[[ MATERIAL PROVIDED, beginning ]]
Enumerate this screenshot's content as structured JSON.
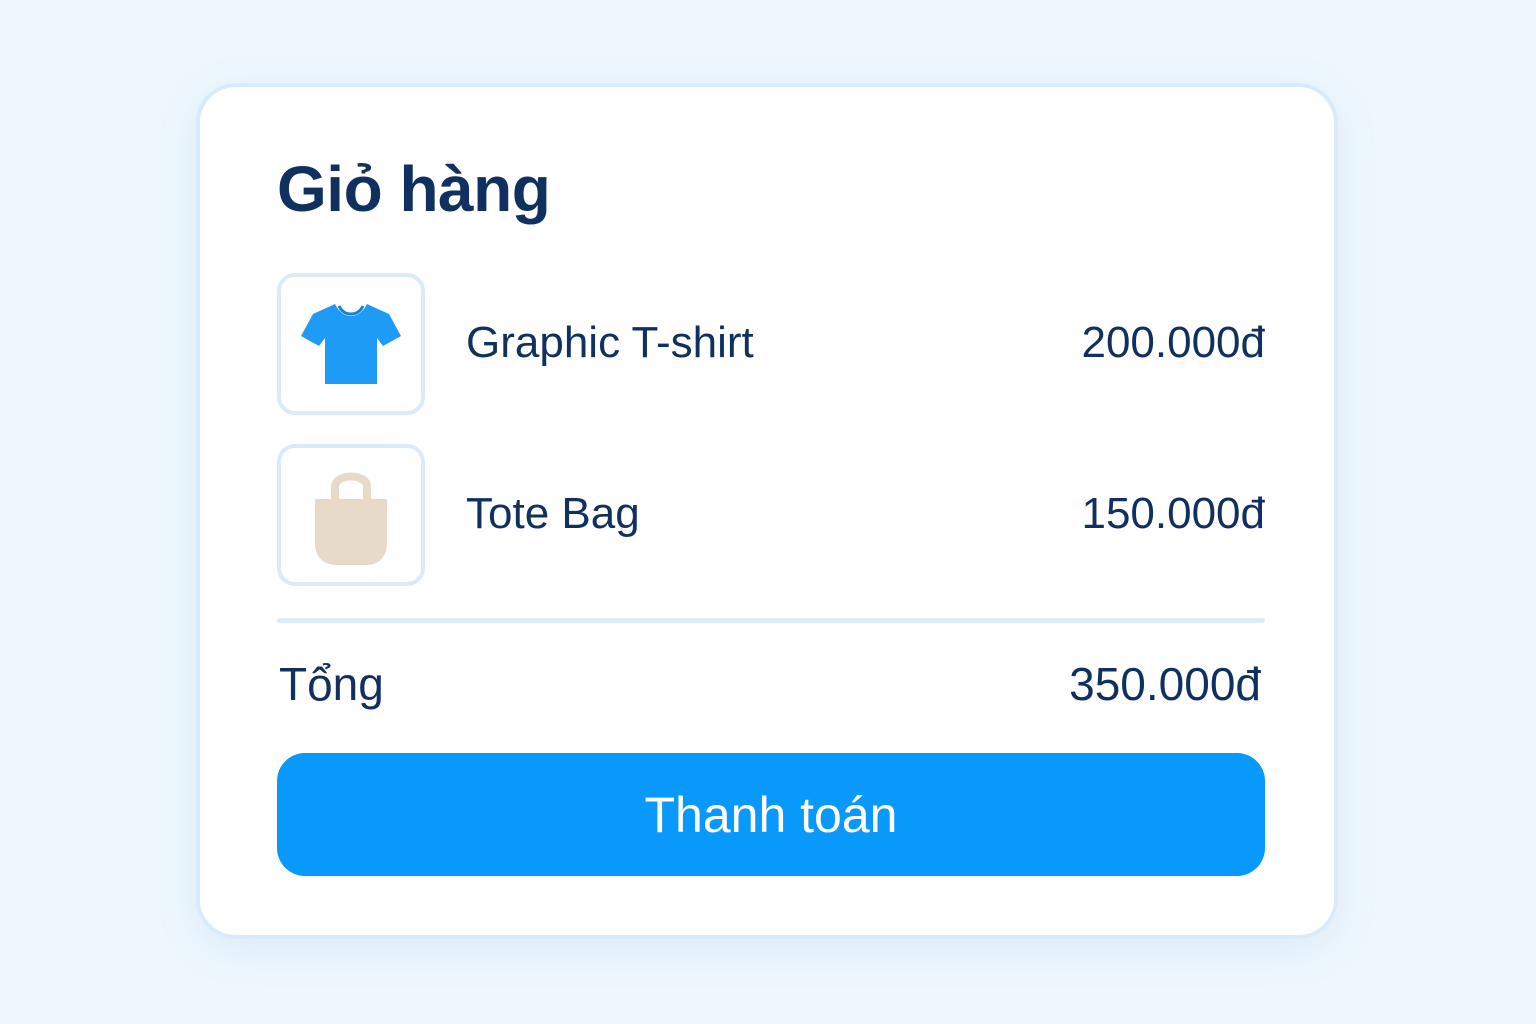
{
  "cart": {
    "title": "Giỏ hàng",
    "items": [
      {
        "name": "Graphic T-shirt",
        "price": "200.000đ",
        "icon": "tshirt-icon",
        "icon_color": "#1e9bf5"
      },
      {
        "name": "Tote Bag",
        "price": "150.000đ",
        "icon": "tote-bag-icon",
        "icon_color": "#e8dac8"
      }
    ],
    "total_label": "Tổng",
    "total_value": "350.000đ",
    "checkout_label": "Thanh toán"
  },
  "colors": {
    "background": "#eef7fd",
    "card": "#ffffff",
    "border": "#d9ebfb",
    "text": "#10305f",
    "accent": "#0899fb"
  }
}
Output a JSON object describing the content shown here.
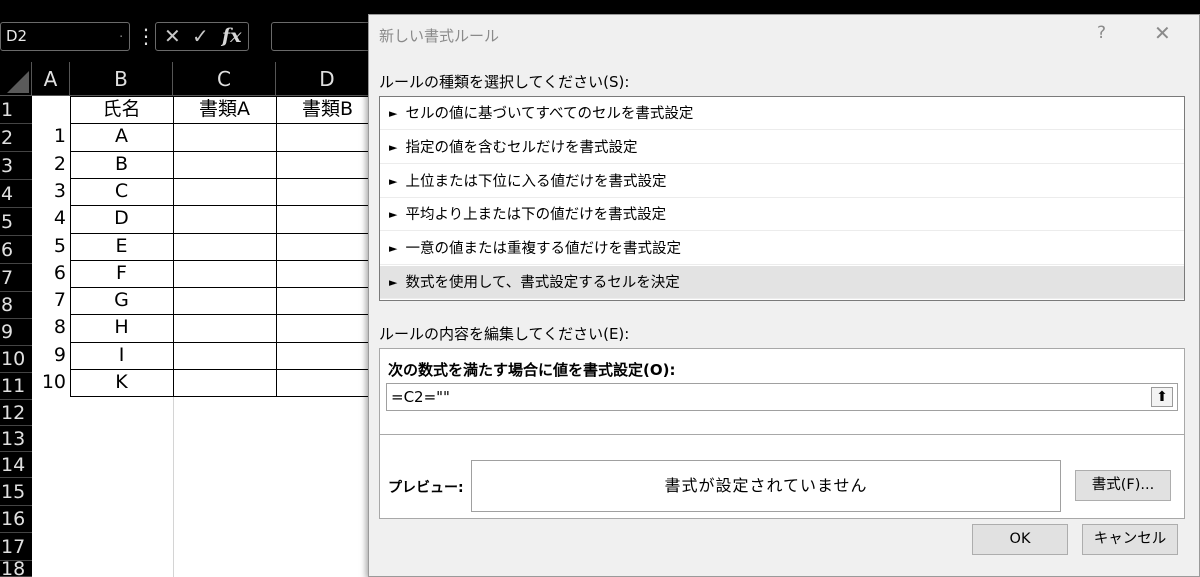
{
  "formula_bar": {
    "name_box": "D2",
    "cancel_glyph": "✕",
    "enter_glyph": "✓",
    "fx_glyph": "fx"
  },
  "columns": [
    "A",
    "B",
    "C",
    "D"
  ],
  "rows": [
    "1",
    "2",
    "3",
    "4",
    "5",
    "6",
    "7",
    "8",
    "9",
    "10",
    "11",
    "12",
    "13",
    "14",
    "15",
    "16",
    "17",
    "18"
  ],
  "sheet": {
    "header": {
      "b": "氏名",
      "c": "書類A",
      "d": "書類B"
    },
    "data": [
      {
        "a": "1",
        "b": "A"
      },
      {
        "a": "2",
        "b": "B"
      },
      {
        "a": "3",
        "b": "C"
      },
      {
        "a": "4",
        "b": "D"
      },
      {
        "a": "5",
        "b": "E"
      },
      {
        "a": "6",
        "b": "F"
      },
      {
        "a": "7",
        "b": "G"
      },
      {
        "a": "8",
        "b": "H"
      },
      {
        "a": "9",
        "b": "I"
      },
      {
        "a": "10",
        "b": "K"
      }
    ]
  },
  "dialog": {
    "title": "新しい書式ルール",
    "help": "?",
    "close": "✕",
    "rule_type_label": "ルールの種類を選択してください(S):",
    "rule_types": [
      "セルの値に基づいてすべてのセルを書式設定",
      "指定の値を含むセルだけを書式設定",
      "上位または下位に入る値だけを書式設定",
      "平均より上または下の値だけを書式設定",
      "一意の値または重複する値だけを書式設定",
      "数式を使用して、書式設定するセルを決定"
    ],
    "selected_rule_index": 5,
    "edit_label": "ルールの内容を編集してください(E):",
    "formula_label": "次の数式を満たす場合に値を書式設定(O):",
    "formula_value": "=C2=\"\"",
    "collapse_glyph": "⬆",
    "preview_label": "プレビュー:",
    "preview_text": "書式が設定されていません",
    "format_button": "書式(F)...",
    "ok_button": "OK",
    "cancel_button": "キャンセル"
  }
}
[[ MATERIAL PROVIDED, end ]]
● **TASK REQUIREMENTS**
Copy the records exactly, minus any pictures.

● **SOLUTION TO THIS EXERCISE**
Enumerate this screenshot's content as structured JSON.
{
  "cart": {
    "title": "Giỏ hàng",
    "items": [
      {
        "name": "Graphic T-shirt",
        "price": "200.000đ",
        "icon": "tshirt-icon",
        "icon_color": "#1e9bf5"
      },
      {
        "name": "Tote Bag",
        "price": "150.000đ",
        "icon": "tote-bag-icon",
        "icon_color": "#e8dac8"
      }
    ],
    "total_label": "Tổng",
    "total_value": "350.000đ",
    "checkout_label": "Thanh toán"
  },
  "colors": {
    "background": "#eef7fd",
    "card": "#ffffff",
    "border": "#d9ebfb",
    "text": "#10305f",
    "accent": "#0899fb"
  }
}
Output a JSON object describing the content shown here.
{
  "formula_bar": {
    "name_box": "D2",
    "cancel_glyph": "✕",
    "enter_glyph": "✓",
    "fx_glyph": "fx"
  },
  "columns": [
    "A",
    "B",
    "C",
    "D"
  ],
  "rows": [
    "1",
    "2",
    "3",
    "4",
    "5",
    "6",
    "7",
    "8",
    "9",
    "10",
    "11",
    "12",
    "13",
    "14",
    "15",
    "16",
    "17",
    "18"
  ],
  "sheet": {
    "header": {
      "b": "氏名",
      "c": "書類A",
      "d": "書類B"
    },
    "data": [
      {
        "a": "1",
        "b": "A"
      },
      {
        "a": "2",
        "b": "B"
      },
      {
        "a": "3",
        "b": "C"
      },
      {
        "a": "4",
        "b": "D"
      },
      {
        "a": "5",
        "b": "E"
      },
      {
        "a": "6",
        "b": "F"
      },
      {
        "a": "7",
        "b": "G"
      },
      {
        "a": "8",
        "b": "H"
      },
      {
        "a": "9",
        "b": "I"
      },
      {
        "a": "10",
        "b": "K"
      }
    ]
  },
  "dialog": {
    "title": "新しい書式ルール",
    "help": "?",
    "close": "✕",
    "rule_type_label": "ルールの種類を選択してください(S):",
    "rule_types": [
      "セルの値に基づいてすべてのセルを書式設定",
      "指定の値を含むセルだけを書式設定",
      "上位または下位に入る値だけを書式設定",
      "平均より上または下の値だけを書式設定",
      "一意の値または重複する値だけを書式設定",
      "数式を使用して、書式設定するセルを決定"
    ],
    "selected_rule_index": 5,
    "edit_label": "ルールの内容を編集してください(E):",
    "formula_label": "次の数式を満たす場合に値を書式設定(O):",
    "formula_value": "=C2=\"\"",
    "collapse_glyph": "⬆",
    "preview_label": "プレビュー:",
    "preview_text": "書式が設定されていません",
    "format_button": "書式(F)...",
    "ok_button": "OK",
    "cancel_button": "キャンセル"
  }
}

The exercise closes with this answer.